• Action item:
Make an exact copy of the entries, taking out every picture.

• Material for this task:
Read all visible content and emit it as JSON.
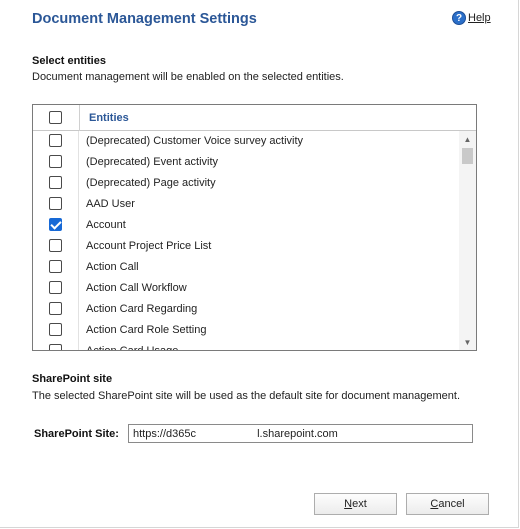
{
  "dialog": {
    "title": "Document Management Settings",
    "help": {
      "icon": "help-icon",
      "label": "Help"
    }
  },
  "entities_section": {
    "title": "Select entities",
    "description": "Document management will be enabled on the selected entities.",
    "column_header": "Entities",
    "items": [
      {
        "label": "(Deprecated) Customer Voice survey activity",
        "checked": false
      },
      {
        "label": "(Deprecated) Event activity",
        "checked": false
      },
      {
        "label": "(Deprecated) Page activity",
        "checked": false
      },
      {
        "label": "AAD User",
        "checked": false
      },
      {
        "label": "Account",
        "checked": true
      },
      {
        "label": "Account Project Price List",
        "checked": false
      },
      {
        "label": "Action Call",
        "checked": false
      },
      {
        "label": "Action Call Workflow",
        "checked": false
      },
      {
        "label": "Action Card Regarding",
        "checked": false
      },
      {
        "label": "Action Card Role Setting",
        "checked": false
      },
      {
        "label": "Action Card Usage",
        "checked": false
      }
    ]
  },
  "sharepoint_section": {
    "title": "SharePoint site",
    "description": "The selected SharePoint site will be used as the default site for document management.",
    "site_label": "SharePoint Site:",
    "site_value": "https://d365c                    l.sharepoint.com"
  },
  "buttons": {
    "next": {
      "accel": "N",
      "rest": "ext"
    },
    "cancel": {
      "accel": "C",
      "rest": "ancel"
    }
  }
}
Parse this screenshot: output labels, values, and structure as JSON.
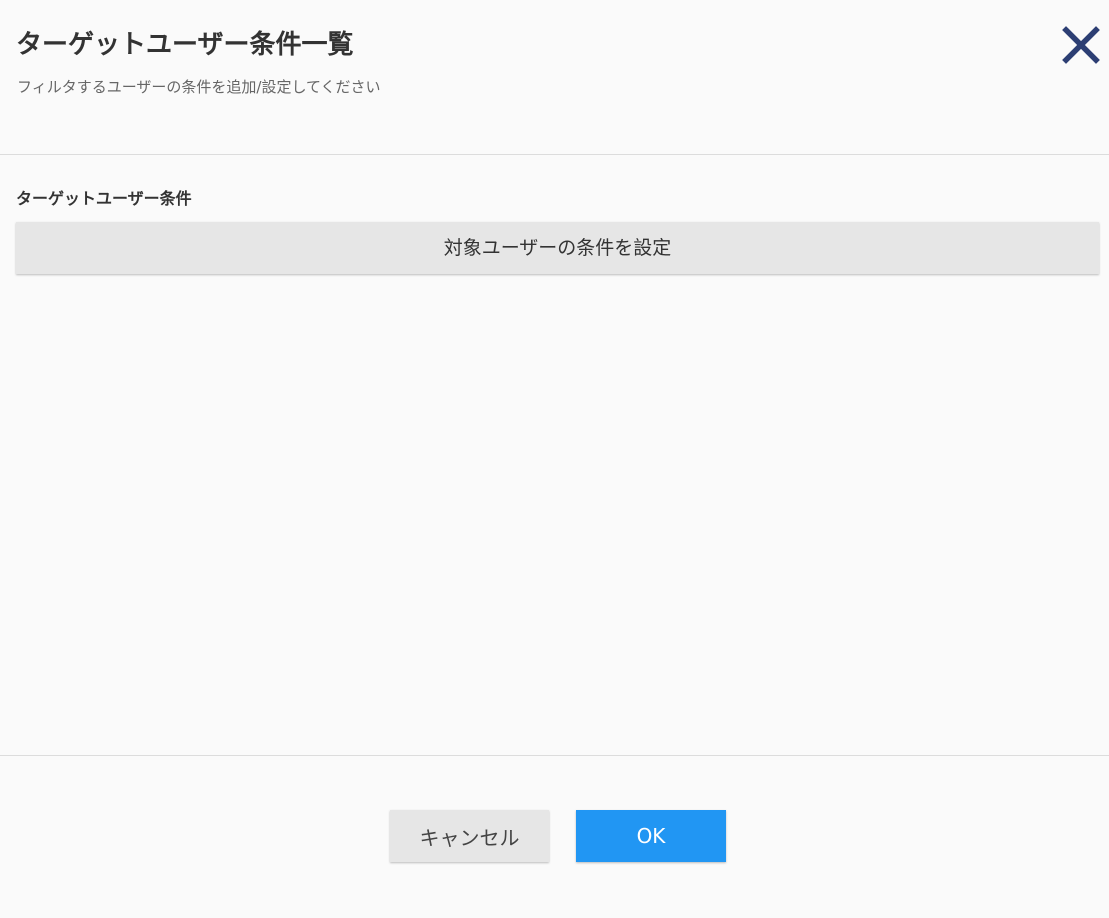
{
  "dialog": {
    "title": "ターゲットユーザー条件一覧",
    "subtitle": "フィルタするユーザーの条件を追加/設定してください",
    "close_icon": "close-icon"
  },
  "section": {
    "label": "ターゲットユーザー条件",
    "set_condition_button": "対象ユーザーの条件を設定"
  },
  "footer": {
    "cancel_label": "キャンセル",
    "ok_label": "OK"
  },
  "colors": {
    "background": "#fafafa",
    "close_icon": "#2c3e73",
    "primary_button": "#2196f3",
    "secondary_button": "#e6e6e6",
    "divider": "#dcdcdc"
  }
}
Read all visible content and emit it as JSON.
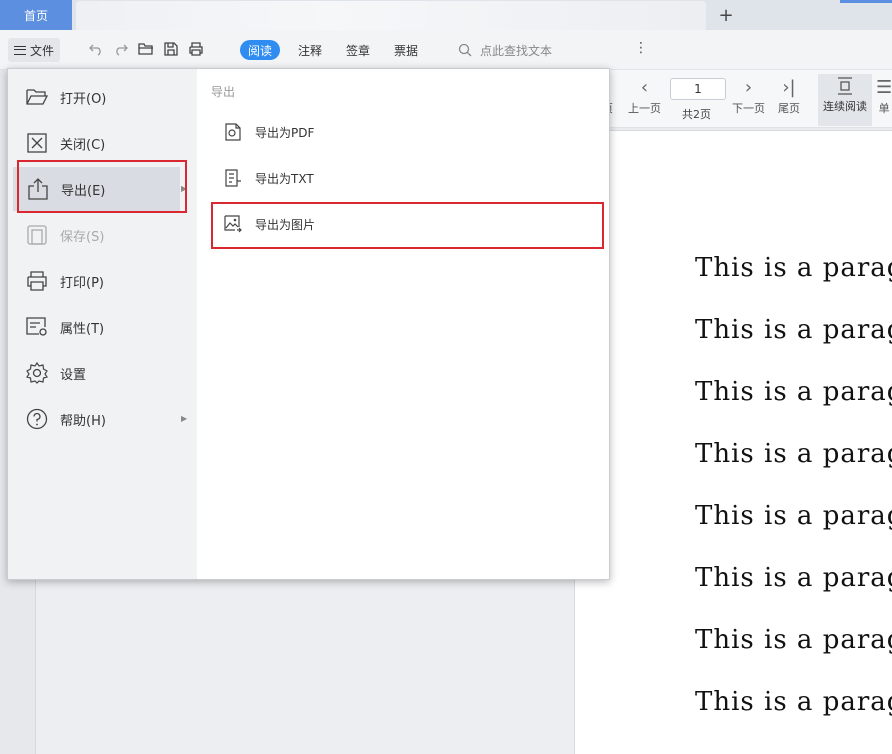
{
  "tabs": {
    "home": "首页",
    "add": "+"
  },
  "toolbar": {
    "file_label": "文件",
    "modes": [
      "阅读",
      "注释",
      "签章",
      "票据"
    ],
    "active_mode": "阅读",
    "search_placeholder": "点此查找文本",
    "more": "⋮"
  },
  "nav": {
    "page_value": "1",
    "total": "共2页",
    "prev_cut": "页",
    "prev": "上一页",
    "next": "下一页",
    "last": "尾页",
    "continuous": "连续阅读",
    "single_cut": "单"
  },
  "menu": {
    "items": [
      {
        "label": "打开(O)",
        "icon": "folder-open-icon",
        "state": "normal"
      },
      {
        "label": "关闭(C)",
        "icon": "close-box-icon",
        "state": "normal"
      },
      {
        "label": "导出(E)",
        "icon": "export-icon",
        "state": "selected",
        "submenu": true
      },
      {
        "label": "保存(S)",
        "icon": "save-icon",
        "state": "disabled"
      },
      {
        "label": "打印(P)",
        "icon": "printer-icon",
        "state": "normal"
      },
      {
        "label": "属性(T)",
        "icon": "properties-icon",
        "state": "normal"
      },
      {
        "label": "设置",
        "icon": "gear-icon",
        "state": "normal"
      },
      {
        "label": "帮助(H)",
        "icon": "help-icon",
        "state": "normal",
        "submenu": true
      }
    ],
    "submenu_title": "导出",
    "submenu_items": [
      {
        "label": "导出为PDF",
        "icon": "export-pdf-icon"
      },
      {
        "label": "导出为TXT",
        "icon": "export-txt-icon"
      },
      {
        "label": "导出为图片",
        "icon": "export-image-icon",
        "highlighted": true
      }
    ]
  },
  "document": {
    "paragraphs": [
      "This is a parag",
      "This is a parag",
      "This is a parag",
      "This is a parag",
      "This is a parag",
      "This is a parag",
      "This is a parag",
      "This is a parag"
    ]
  },
  "colors": {
    "accent": "#2f8cf0",
    "home_tab": "#5c8fe0",
    "highlight_box": "#d9282f"
  }
}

• Output of the task:
Read all visible content and emit it as JSON.
{
  "dialog": {
    "title": "Document Management Settings",
    "help": {
      "icon": "help-icon",
      "label": "Help"
    }
  },
  "entities_section": {
    "title": "Select entities",
    "description": "Document management will be enabled on the selected entities.",
    "column_header": "Entities",
    "items": [
      {
        "label": "(Deprecated) Customer Voice survey activity",
        "checked": false
      },
      {
        "label": "(Deprecated) Event activity",
        "checked": false
      },
      {
        "label": "(Deprecated) Page activity",
        "checked": false
      },
      {
        "label": "AAD User",
        "checked": false
      },
      {
        "label": "Account",
        "checked": true
      },
      {
        "label": "Account Project Price List",
        "checked": false
      },
      {
        "label": "Action Call",
        "checked": false
      },
      {
        "label": "Action Call Workflow",
        "checked": false
      },
      {
        "label": "Action Card Regarding",
        "checked": false
      },
      {
        "label": "Action Card Role Setting",
        "checked": false
      },
      {
        "label": "Action Card Usage",
        "checked": false
      }
    ]
  },
  "sharepoint_section": {
    "title": "SharePoint site",
    "description": "The selected SharePoint site will be used as the default site for document management.",
    "site_label": "SharePoint Site:",
    "site_value": "https://d365c                    l.sharepoint.com"
  },
  "buttons": {
    "next": {
      "accel": "N",
      "rest": "ext"
    },
    "cancel": {
      "accel": "C",
      "rest": "ancel"
    }
  }
}
Parse this screenshot: output labels, values, and structure as JSON.
{
  "dialog": {
    "title": "ターゲットユーザー条件一覧",
    "subtitle": "フィルタするユーザーの条件を追加/設定してください",
    "close_icon": "close-icon"
  },
  "section": {
    "label": "ターゲットユーザー条件",
    "set_condition_button": "対象ユーザーの条件を設定"
  },
  "footer": {
    "cancel_label": "キャンセル",
    "ok_label": "OK"
  },
  "colors": {
    "background": "#fafafa",
    "close_icon": "#2c3e73",
    "primary_button": "#2196f3",
    "secondary_button": "#e6e6e6",
    "divider": "#dcdcdc"
  }
}
Read all visible content and emit it as JSON.
{
  "tabs": {
    "home": "首页",
    "add": "+"
  },
  "toolbar": {
    "file_label": "文件",
    "modes": [
      "阅读",
      "注释",
      "签章",
      "票据"
    ],
    "active_mode": "阅读",
    "search_placeholder": "点此查找文本",
    "more": "⋮"
  },
  "nav": {
    "page_value": "1",
    "total": "共2页",
    "prev_cut": "页",
    "prev": "上一页",
    "next": "下一页",
    "last": "尾页",
    "continuous": "连续阅读",
    "single_cut": "单"
  },
  "menu": {
    "items": [
      {
        "label": "打开(O)",
        "icon": "folder-open-icon",
        "state": "normal"
      },
      {
        "label": "关闭(C)",
        "icon": "close-box-icon",
        "state": "normal"
      },
      {
        "label": "导出(E)",
        "icon": "export-icon",
        "state": "selected",
        "submenu": true
      },
      {
        "label": "保存(S)",
        "icon": "save-icon",
        "state": "disabled"
      },
      {
        "label": "打印(P)",
        "icon": "printer-icon",
        "state": "normal"
      },
      {
        "label": "属性(T)",
        "icon": "properties-icon",
        "state": "normal"
      },
      {
        "label": "设置",
        "icon": "gear-icon",
        "state": "normal"
      },
      {
        "label": "帮助(H)",
        "icon": "help-icon",
        "state": "normal",
        "submenu": true
      }
    ],
    "submenu_title": "导出",
    "submenu_items": [
      {
        "label": "导出为PDF",
        "icon": "export-pdf-icon"
      },
      {
        "label": "导出为TXT",
        "icon": "export-txt-icon"
      },
      {
        "label": "导出为图片",
        "icon": "export-image-icon",
        "highlighted": true
      }
    ]
  },
  "document": {
    "paragraphs": [
      "This is a parag",
      "This is a parag",
      "This is a parag",
      "This is a parag",
      "This is a parag",
      "This is a parag",
      "This is a parag",
      "This is a parag"
    ]
  },
  "colors": {
    "accent": "#2f8cf0",
    "home_tab": "#5c8fe0",
    "highlight_box": "#d9282f"
  }
}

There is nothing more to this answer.